Exercise directions:
Pick out the lines below that contain the string "image" and copy them all.

[Records from a data collection]
....

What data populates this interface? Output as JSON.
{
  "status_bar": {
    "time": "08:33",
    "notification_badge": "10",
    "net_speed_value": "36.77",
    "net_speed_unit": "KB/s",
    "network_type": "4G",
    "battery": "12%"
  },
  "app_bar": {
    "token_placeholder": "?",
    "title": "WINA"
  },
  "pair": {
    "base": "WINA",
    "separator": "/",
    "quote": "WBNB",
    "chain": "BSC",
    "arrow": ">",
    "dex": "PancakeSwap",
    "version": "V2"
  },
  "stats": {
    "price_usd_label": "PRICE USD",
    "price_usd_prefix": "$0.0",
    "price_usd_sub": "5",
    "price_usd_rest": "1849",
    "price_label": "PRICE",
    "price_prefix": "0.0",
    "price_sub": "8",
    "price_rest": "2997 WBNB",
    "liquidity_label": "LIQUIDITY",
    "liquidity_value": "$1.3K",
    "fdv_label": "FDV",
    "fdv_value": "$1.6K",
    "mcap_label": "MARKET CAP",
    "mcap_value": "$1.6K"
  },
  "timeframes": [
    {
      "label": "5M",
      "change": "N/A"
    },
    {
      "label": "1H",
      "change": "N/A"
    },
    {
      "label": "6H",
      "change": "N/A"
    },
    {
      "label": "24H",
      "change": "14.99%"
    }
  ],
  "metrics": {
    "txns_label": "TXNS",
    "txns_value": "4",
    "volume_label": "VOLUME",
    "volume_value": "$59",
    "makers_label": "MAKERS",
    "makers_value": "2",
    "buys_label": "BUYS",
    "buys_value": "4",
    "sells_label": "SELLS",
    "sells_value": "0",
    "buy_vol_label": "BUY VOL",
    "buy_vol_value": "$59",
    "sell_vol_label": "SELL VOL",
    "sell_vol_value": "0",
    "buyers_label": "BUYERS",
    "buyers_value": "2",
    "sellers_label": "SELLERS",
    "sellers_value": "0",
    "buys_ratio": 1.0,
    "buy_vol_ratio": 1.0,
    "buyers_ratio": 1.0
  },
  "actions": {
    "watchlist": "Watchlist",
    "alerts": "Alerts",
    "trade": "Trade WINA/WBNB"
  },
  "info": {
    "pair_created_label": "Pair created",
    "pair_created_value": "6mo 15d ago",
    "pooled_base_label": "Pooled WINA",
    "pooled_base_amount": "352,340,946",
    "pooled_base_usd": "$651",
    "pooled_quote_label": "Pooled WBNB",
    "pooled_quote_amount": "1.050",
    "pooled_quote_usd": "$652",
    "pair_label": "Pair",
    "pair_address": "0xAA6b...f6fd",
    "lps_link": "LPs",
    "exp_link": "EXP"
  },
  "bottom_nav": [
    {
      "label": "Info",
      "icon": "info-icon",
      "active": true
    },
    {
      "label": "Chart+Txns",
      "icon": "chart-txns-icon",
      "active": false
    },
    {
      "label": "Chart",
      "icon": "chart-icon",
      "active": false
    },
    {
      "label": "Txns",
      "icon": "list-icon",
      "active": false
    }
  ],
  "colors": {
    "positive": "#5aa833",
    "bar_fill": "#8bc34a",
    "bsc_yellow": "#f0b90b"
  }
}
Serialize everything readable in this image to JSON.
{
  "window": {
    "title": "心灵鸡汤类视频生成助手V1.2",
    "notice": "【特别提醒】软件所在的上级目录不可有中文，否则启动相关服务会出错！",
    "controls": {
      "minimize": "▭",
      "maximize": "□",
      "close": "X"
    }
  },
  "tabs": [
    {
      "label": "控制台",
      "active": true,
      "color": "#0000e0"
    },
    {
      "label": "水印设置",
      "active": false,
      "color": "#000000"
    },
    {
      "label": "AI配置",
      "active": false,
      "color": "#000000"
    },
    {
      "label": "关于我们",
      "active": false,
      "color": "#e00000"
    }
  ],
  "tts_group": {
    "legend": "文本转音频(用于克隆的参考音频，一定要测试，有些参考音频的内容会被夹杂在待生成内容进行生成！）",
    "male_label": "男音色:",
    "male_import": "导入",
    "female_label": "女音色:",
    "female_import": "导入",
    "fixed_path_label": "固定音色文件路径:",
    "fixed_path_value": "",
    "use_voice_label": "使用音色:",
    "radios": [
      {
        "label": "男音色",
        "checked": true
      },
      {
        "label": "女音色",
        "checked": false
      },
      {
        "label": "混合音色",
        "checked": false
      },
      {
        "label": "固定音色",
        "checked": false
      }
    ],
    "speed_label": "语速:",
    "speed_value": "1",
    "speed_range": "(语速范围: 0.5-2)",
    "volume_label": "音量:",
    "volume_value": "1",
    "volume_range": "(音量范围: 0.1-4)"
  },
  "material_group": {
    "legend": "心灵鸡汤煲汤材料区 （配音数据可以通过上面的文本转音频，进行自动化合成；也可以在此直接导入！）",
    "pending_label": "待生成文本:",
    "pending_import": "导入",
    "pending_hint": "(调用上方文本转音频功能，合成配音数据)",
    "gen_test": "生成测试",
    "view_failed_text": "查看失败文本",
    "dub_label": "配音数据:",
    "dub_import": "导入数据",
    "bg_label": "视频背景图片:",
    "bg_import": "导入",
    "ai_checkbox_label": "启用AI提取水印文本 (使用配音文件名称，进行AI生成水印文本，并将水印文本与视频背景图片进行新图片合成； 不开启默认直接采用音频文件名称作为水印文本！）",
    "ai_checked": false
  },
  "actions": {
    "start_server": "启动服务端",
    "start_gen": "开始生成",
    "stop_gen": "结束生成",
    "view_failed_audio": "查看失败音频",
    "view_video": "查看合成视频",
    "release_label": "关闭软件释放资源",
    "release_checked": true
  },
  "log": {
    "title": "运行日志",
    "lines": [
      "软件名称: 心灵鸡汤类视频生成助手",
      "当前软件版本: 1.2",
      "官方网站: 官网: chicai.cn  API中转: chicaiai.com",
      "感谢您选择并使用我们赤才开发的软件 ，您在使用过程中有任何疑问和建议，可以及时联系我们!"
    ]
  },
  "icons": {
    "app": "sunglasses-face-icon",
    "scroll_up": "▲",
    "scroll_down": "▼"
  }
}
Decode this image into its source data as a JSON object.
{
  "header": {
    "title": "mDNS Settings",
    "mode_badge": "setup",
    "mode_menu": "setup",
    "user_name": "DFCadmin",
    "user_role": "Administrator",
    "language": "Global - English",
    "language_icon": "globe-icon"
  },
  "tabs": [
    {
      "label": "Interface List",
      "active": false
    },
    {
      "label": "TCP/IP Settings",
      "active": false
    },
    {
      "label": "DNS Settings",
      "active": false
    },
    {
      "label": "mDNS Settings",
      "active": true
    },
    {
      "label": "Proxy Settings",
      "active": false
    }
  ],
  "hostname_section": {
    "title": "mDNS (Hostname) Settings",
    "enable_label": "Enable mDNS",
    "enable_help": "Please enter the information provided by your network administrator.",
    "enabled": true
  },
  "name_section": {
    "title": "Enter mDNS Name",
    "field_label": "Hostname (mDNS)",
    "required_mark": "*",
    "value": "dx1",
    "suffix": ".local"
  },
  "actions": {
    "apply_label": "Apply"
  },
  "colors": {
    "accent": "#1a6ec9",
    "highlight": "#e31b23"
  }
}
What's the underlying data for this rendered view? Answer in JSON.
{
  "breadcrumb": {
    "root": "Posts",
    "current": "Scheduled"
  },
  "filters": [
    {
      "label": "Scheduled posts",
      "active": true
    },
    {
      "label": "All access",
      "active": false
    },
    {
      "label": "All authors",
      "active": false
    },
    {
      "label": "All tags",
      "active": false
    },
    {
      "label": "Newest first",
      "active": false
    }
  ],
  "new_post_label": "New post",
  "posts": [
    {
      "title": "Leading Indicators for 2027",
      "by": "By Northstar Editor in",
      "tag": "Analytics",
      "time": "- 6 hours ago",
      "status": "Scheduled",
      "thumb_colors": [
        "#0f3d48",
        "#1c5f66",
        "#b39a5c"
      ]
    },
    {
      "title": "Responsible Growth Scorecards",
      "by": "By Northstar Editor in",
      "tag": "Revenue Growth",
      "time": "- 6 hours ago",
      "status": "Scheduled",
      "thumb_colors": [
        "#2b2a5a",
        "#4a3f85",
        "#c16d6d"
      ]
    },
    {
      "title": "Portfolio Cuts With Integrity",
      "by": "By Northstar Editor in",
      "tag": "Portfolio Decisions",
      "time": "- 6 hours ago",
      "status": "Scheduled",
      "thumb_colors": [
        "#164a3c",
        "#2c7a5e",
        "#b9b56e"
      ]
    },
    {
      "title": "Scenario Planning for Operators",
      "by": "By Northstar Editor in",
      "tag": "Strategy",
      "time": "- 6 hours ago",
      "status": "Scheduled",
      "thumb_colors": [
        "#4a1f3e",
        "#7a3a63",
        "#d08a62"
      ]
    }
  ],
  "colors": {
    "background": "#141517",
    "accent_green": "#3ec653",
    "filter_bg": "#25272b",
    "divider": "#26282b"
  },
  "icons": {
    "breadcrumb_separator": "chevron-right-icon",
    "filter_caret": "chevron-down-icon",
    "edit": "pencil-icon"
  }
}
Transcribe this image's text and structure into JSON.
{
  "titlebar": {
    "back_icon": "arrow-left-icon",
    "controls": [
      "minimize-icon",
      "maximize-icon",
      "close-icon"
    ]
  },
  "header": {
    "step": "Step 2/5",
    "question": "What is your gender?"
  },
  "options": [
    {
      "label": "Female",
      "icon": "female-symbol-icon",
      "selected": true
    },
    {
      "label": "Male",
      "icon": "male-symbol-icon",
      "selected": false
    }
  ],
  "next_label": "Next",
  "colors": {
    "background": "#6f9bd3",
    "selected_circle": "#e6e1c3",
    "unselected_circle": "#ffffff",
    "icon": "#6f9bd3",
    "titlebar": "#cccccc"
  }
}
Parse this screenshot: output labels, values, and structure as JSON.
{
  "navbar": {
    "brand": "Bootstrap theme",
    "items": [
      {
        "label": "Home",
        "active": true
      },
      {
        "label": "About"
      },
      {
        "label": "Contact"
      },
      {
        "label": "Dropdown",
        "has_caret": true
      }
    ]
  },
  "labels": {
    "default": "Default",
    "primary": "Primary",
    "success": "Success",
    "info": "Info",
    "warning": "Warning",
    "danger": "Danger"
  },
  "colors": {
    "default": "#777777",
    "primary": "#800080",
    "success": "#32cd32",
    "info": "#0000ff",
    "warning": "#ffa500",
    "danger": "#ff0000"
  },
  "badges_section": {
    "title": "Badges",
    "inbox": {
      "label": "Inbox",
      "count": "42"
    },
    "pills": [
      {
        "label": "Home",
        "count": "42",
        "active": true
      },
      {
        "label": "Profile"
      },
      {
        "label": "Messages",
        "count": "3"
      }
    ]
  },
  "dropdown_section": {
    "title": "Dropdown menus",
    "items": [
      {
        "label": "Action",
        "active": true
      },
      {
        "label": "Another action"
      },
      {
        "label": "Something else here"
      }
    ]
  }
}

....

Solution:
Serialize everything readable in this image to JSON.
Decode this image into its source data as a JSON object.
Transcribe this image's text and structure into JSON.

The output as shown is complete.